Put-In-Bay business owner Mark Mathys said the Put-In-Bay Police targets his business and employees "unfairly," and cited the September, 2013, arrest of three of his employees as an example, according to News Herald.

Although the arrests resulted in dropped charges for one employee and the acquittal of the other two during jury trials, Mathys called the arrests a "'wholly unjustified' violation of civil rights."

According to the Columbus Dispatch, Police Chief Lampela said during a September, 2014, interview that he "welcomed the probe," into the department because he didn't think any of his officers would be charged with anything.

The Sheriff's office had other plans, though, and charged the police chief himself with the three crimes.

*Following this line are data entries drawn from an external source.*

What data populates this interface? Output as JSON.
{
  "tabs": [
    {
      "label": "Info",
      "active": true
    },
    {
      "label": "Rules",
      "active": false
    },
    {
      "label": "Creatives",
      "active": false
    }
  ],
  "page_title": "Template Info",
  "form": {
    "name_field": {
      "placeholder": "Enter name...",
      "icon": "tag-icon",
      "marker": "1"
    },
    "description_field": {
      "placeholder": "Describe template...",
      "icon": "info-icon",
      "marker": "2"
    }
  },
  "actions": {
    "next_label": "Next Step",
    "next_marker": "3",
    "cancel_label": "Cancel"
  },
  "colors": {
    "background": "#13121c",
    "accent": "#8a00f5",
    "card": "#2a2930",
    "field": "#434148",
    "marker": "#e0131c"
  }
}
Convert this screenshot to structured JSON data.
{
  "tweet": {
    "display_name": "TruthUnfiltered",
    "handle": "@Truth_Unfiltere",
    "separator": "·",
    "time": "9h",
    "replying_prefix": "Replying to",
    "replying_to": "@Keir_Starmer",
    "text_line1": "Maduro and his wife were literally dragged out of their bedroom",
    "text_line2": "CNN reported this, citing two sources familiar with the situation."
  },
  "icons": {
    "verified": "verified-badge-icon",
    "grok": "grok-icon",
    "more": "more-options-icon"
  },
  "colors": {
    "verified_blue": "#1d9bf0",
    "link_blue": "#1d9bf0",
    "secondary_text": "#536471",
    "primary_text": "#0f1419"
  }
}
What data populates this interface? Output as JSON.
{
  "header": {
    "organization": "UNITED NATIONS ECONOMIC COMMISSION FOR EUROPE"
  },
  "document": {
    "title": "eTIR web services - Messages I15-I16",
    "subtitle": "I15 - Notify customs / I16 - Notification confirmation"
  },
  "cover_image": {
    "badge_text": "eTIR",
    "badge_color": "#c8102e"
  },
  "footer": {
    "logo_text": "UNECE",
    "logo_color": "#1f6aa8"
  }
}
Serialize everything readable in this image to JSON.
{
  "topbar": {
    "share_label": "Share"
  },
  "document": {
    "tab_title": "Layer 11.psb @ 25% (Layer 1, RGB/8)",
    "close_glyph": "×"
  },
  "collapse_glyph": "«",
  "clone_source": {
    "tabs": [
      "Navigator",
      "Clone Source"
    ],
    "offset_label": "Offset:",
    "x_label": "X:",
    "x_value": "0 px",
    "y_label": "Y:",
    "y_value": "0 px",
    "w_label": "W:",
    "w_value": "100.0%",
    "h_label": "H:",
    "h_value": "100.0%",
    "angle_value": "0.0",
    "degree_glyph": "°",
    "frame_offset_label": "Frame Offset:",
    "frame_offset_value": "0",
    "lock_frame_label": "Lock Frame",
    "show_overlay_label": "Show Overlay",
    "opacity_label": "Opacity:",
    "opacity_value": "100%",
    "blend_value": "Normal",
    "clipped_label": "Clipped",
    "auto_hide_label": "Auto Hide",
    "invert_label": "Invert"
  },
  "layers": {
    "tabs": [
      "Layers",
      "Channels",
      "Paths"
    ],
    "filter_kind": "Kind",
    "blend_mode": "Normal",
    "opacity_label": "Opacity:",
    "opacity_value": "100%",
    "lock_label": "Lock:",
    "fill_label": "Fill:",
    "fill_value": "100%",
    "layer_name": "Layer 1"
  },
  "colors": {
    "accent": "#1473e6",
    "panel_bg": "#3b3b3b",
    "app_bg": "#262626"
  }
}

Even though the crimes are only misdemeanors, the serious nature of the charges and the fact that a police chief is charged with the crimes "usually results in a suspension," according to Councilman Jeff Koehler via the News Herald.

The investigation is ongoing, according to Dan Tierney, spokesperson for the AG's Office. While the AG does not expect to charge other officers with a crime, or in connection with Lampela's alleged crimes, the AG's Office refuses to release the investigation reports, citing the "ongoing investigation clause," according to the Sandusky Register.

Police Chief Lampela is expected at Ottawa County Municipal Court on March 25. If he is found guilty of all charges, he could face up to 21 months in jail.

[Photo via Put-In-Bay Police, News Herald]